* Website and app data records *
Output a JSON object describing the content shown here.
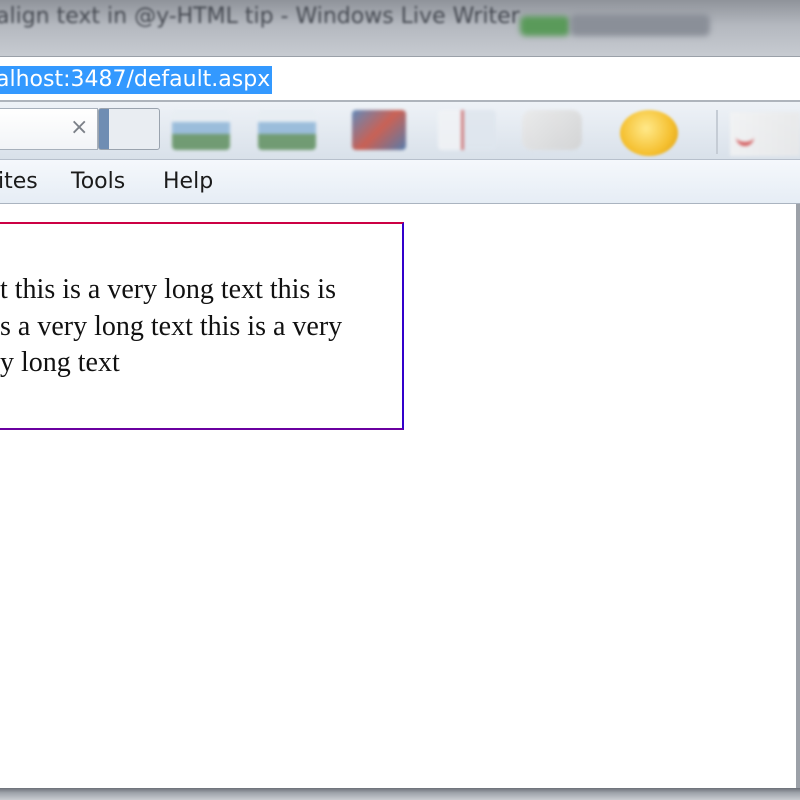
{
  "window": {
    "title": "align text in @y-HTML tip - Windows Live Writer"
  },
  "address_bar": {
    "url": "alhost:3487/default.aspx"
  },
  "toolbar": {
    "close_glyph": "×",
    "icons": [
      "picture-icon",
      "picture-icon",
      "picture-icon",
      "video-icon",
      "map-icon",
      "tag-icon",
      "emoticon-icon"
    ]
  },
  "menu": {
    "items": [
      "ites",
      "Tools",
      "Help"
    ]
  },
  "content": {
    "lines": [
      "t this is a very long text this is",
      "s a very long text this is a very",
      "y long text"
    ]
  },
  "colors": {
    "selection": "#3399ff",
    "box_border_left": "#cc0044",
    "box_border_right": "#3300cc"
  }
}
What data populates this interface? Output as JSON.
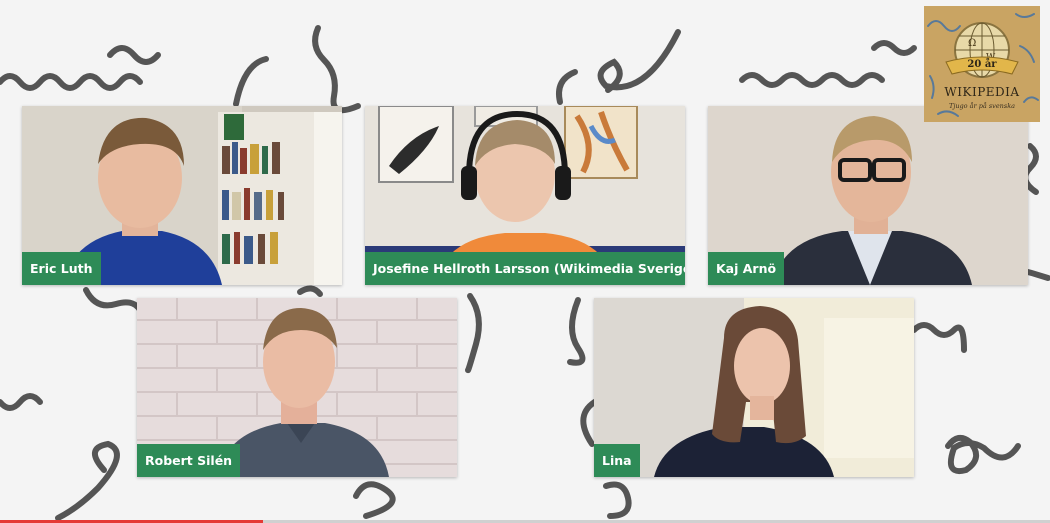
{
  "badge": {
    "anniversary": "20 år",
    "title": "Wikipedia",
    "tagline": "Tjugo år på svenska"
  },
  "participants": [
    {
      "name": "Eric Luth"
    },
    {
      "name": "Josefine Hellroth Larsson (Wikimedia Sverige)"
    },
    {
      "name": "Kaj Arnö"
    },
    {
      "name": "Robert Silén"
    },
    {
      "name": "Lina"
    }
  ],
  "colors": {
    "name_tag": "#2e8b57",
    "squiggle": "#555555",
    "progress": "#e53935",
    "background": "#f4f4f4"
  },
  "playback": {
    "progress": 0.25
  }
}
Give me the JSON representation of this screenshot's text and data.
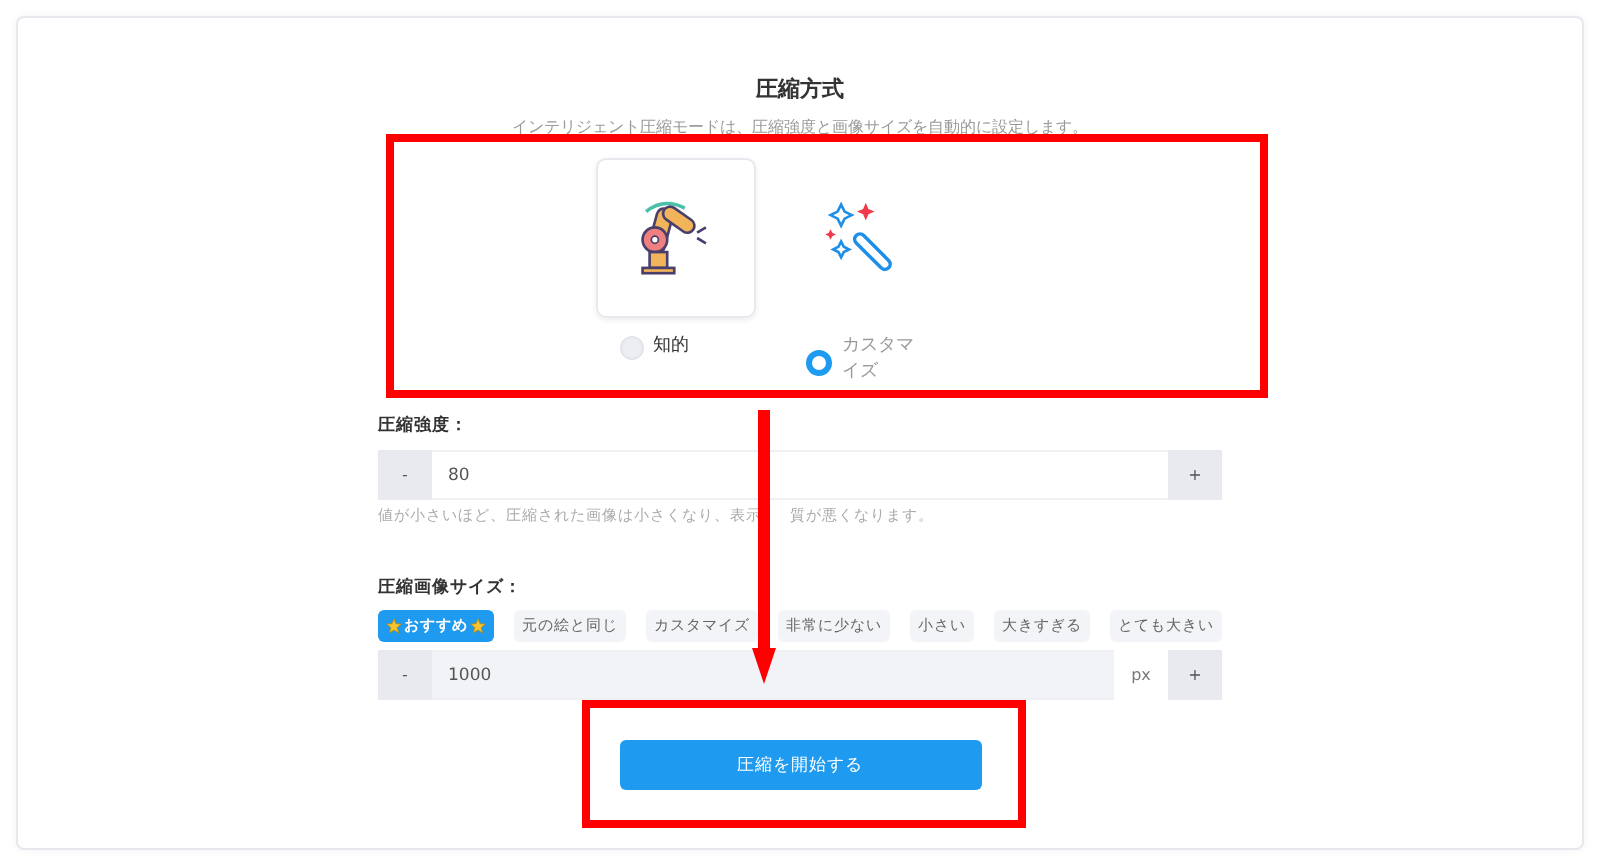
{
  "title": "圧縮方式",
  "subtitle": "インテリジェント圧縮モードは、圧縮強度と画像サイズを自動的に設定します。",
  "modes": [
    {
      "kind": "robot",
      "label": "知的",
      "selected": false
    },
    {
      "kind": "wand",
      "label": "カスタマイズ",
      "selected": true
    }
  ],
  "strength": {
    "label": "圧縮強度：",
    "minus": "-",
    "value": "80",
    "plus": "+",
    "hint": [
      "値が小さいほど、圧縮された画像は小さくなり、表示",
      "質が悪くなります。"
    ]
  },
  "size": {
    "label": "圧縮画像サイズ：",
    "presets": [
      {
        "label": "おすすめ",
        "starred": true,
        "selected": true
      },
      {
        "label": "元の絵と同じ",
        "starred": false,
        "selected": false
      },
      {
        "label": "カスタマイズ",
        "starred": false,
        "selected": false
      },
      {
        "label": "非常に少ない",
        "starred": false,
        "selected": false
      },
      {
        "label": "小さい",
        "starred": false,
        "selected": false
      },
      {
        "label": "大きすぎる",
        "starred": false,
        "selected": false
      },
      {
        "label": "とても大きい",
        "starred": false,
        "selected": false
      }
    ],
    "minus": "-",
    "value": "1000",
    "unit": "px",
    "plus": "+"
  },
  "start_button": "圧縮を開始する"
}
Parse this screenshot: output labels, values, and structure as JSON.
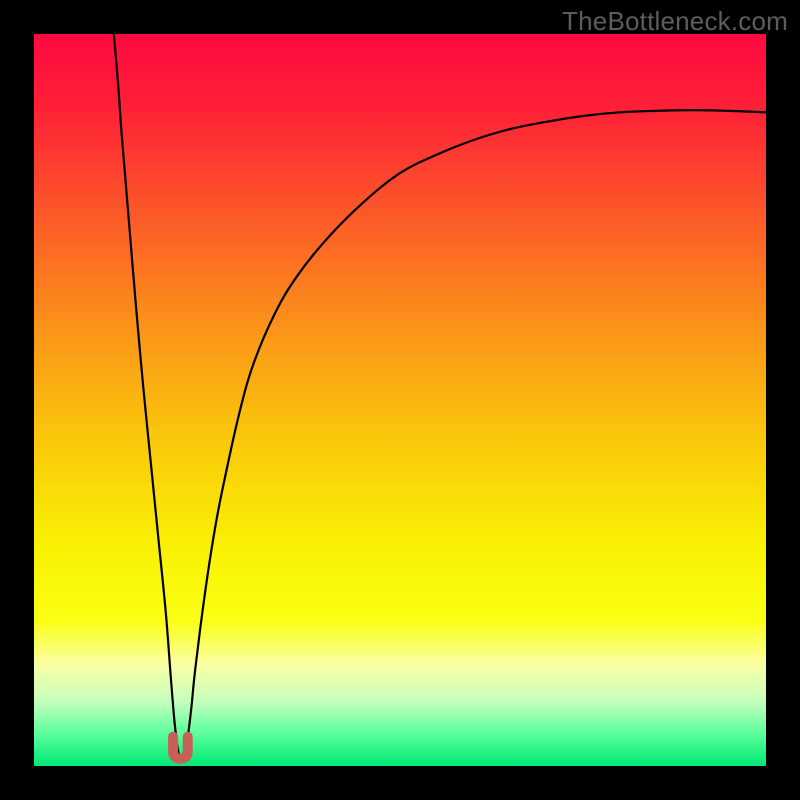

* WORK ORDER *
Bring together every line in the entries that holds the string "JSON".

* ANSWER FOR THE TASK *
Output a JSON object describing the content shown here.
What data populates this interface? Output as JSON.
Give me the JSON representation of this screenshot's text and data.
Parse this screenshot: output labels, values, and structure as JSON.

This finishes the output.